• Work required: Please write out all of the data below exactly, without including the pictures.
[Records provided]
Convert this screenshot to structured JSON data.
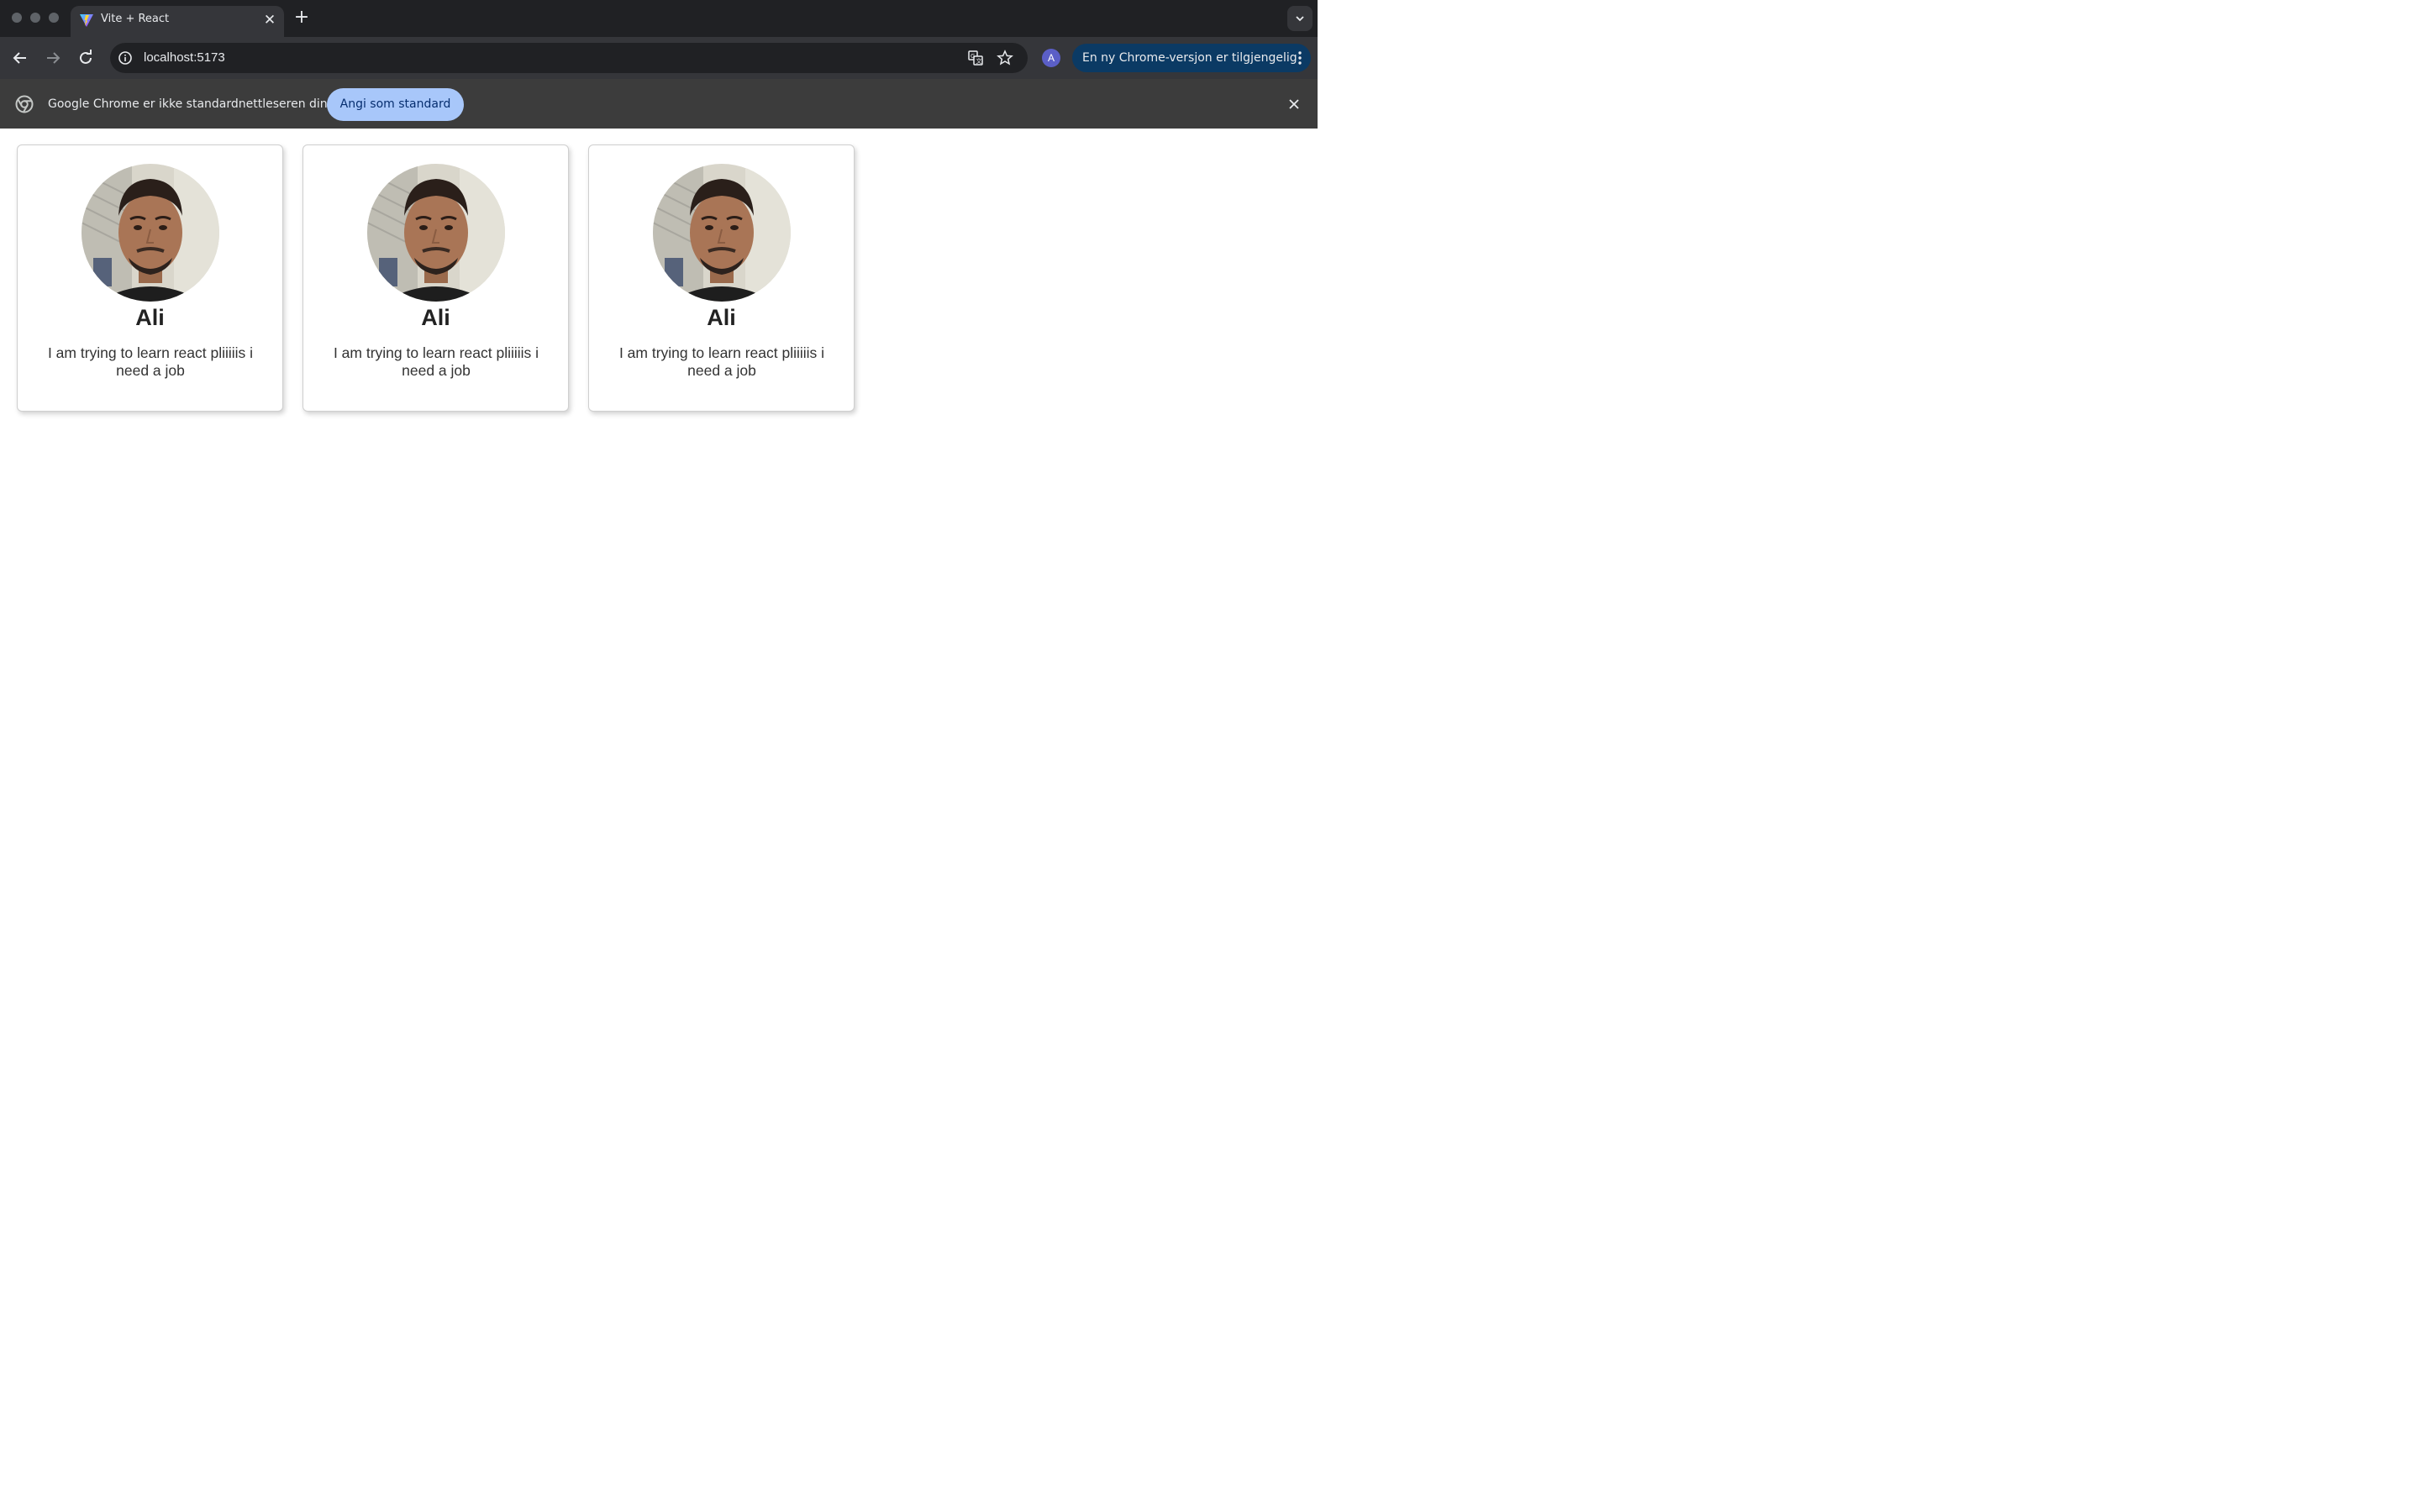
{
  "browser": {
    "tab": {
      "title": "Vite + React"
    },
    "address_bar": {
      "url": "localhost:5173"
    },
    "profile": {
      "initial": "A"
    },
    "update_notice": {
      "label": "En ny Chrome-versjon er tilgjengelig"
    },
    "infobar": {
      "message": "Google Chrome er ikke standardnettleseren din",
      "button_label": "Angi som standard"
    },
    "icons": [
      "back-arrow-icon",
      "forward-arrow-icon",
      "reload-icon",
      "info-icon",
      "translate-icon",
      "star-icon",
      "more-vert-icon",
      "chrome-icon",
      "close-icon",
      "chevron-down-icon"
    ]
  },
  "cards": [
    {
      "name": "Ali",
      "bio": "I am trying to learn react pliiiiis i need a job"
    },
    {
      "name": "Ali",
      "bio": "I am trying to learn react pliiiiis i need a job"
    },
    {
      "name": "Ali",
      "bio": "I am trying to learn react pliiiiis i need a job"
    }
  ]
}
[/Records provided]
• Answer space:
Convert this screenshot to structured JSON data.
{
  "browser": {
    "tab": {
      "title": "Vite + React"
    },
    "address_bar": {
      "url": "localhost:5173"
    },
    "profile": {
      "initial": "A"
    },
    "update_notice": {
      "label": "En ny Chrome-versjon er tilgjengelig"
    },
    "infobar": {
      "message": "Google Chrome er ikke standardnettleseren din",
      "button_label": "Angi som standard"
    },
    "icons": [
      "back-arrow-icon",
      "forward-arrow-icon",
      "reload-icon",
      "info-icon",
      "translate-icon",
      "star-icon",
      "more-vert-icon",
      "chrome-icon",
      "close-icon",
      "chevron-down-icon"
    ]
  },
  "cards": [
    {
      "name": "Ali",
      "bio": "I am trying to learn react pliiiiis i need a job"
    },
    {
      "name": "Ali",
      "bio": "I am trying to learn react pliiiiis i need a job"
    },
    {
      "name": "Ali",
      "bio": "I am trying to learn react pliiiiis i need a job"
    }
  ]
}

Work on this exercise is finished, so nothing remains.